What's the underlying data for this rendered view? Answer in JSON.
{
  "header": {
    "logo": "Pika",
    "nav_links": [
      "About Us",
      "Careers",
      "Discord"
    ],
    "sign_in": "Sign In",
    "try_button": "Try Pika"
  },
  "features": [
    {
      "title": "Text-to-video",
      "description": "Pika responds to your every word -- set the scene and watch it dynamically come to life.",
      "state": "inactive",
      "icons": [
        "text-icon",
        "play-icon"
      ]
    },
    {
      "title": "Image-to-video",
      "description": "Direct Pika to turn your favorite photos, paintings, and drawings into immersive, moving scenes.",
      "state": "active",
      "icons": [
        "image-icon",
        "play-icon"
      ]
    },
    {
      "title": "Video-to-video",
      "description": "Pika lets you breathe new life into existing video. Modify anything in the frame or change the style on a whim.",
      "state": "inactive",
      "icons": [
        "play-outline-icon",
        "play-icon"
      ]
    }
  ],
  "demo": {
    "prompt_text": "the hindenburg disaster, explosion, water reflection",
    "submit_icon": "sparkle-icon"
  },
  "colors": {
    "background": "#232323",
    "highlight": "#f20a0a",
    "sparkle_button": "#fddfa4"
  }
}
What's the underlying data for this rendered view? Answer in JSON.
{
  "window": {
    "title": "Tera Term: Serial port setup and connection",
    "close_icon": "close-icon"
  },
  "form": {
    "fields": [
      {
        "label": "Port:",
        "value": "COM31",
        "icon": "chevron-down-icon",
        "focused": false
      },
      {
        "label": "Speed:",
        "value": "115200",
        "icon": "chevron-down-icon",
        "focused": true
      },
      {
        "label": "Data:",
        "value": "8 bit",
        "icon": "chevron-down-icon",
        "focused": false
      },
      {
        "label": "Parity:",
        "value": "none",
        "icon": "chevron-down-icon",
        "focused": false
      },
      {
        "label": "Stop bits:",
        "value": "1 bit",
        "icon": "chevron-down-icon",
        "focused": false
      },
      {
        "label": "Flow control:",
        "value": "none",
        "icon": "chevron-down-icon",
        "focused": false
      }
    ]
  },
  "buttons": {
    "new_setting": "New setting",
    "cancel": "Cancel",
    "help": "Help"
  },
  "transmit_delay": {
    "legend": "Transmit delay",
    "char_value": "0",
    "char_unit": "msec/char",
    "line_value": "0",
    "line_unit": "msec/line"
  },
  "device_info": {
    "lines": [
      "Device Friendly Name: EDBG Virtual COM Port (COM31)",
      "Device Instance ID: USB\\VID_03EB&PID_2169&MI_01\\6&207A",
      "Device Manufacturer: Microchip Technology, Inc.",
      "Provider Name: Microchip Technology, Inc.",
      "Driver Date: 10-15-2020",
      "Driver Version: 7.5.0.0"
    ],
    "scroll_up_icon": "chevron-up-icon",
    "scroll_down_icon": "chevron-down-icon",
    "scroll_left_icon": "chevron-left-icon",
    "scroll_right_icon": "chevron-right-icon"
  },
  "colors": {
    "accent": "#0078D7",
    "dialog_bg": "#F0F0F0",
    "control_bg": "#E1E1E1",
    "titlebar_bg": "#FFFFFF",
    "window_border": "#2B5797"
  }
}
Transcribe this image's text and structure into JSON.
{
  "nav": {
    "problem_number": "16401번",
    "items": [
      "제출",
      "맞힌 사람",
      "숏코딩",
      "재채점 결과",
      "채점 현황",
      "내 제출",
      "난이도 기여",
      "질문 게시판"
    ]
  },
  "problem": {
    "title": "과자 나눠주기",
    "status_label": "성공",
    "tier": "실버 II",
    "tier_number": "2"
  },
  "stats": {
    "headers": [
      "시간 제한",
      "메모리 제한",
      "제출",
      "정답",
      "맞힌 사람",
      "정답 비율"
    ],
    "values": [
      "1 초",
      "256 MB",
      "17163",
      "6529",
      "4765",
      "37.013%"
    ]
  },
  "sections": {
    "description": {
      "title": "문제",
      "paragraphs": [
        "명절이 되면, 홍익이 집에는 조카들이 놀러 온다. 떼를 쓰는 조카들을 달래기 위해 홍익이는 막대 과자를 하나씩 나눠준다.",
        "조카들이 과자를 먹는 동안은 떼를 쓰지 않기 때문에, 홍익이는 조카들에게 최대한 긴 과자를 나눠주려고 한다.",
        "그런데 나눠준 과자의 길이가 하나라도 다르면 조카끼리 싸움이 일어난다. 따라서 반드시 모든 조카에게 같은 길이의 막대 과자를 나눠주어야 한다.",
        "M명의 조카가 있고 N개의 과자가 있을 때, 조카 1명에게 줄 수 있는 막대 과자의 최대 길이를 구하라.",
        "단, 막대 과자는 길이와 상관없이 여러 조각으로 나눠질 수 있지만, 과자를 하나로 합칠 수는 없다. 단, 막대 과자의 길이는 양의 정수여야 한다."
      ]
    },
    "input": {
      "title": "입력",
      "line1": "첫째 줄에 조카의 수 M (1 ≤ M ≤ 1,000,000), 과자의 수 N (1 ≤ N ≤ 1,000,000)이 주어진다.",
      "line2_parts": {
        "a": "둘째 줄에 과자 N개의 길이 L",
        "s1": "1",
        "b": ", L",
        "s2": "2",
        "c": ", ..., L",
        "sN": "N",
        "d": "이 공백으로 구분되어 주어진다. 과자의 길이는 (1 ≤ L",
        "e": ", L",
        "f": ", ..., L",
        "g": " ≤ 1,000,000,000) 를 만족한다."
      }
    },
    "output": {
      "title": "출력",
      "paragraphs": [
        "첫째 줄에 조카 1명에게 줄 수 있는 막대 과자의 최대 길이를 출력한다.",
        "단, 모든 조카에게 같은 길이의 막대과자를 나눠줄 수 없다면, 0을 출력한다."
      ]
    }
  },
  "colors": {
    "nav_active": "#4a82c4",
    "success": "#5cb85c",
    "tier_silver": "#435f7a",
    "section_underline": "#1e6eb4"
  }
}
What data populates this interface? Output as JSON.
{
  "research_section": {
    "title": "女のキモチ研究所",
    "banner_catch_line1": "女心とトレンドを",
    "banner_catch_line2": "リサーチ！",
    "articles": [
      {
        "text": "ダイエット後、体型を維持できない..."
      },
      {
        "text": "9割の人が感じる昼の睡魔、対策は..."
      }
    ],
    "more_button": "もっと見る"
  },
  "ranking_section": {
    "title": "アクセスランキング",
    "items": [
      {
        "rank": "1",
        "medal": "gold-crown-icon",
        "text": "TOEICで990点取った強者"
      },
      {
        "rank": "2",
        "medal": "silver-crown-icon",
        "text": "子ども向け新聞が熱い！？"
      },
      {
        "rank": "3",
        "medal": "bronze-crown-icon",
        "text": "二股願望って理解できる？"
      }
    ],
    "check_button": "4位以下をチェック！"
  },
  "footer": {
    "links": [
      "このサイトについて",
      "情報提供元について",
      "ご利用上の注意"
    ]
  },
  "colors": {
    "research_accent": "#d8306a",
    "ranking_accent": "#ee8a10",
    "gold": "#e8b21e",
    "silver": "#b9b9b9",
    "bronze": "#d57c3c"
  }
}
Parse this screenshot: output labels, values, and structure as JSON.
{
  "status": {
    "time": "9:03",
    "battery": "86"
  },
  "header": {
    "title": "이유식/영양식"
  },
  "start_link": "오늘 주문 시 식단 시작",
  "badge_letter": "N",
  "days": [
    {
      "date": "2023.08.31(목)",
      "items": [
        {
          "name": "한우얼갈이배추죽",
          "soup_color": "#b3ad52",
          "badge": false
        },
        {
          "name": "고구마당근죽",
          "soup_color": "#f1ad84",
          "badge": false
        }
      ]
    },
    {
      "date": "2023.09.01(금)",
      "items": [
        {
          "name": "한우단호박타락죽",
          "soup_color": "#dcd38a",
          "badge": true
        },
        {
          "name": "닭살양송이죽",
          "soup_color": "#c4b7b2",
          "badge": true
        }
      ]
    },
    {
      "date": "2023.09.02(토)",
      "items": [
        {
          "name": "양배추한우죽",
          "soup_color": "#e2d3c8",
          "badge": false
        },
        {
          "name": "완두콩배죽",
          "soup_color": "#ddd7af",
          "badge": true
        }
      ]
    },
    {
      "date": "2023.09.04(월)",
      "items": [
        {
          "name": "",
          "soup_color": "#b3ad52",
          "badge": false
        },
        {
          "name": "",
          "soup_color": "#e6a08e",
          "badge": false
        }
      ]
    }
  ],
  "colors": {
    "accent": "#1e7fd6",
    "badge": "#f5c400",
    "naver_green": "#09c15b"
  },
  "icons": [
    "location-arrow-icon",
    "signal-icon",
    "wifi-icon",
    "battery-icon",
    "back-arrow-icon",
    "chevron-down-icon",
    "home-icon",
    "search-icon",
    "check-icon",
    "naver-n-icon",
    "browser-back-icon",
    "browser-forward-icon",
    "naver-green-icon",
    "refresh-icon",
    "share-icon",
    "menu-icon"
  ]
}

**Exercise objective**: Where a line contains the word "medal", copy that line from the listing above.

**Problem solution**:
        "medal": "gold-crown-icon",
        "medal": "silver-crown-icon",
        "medal": "bronze-crown-icon",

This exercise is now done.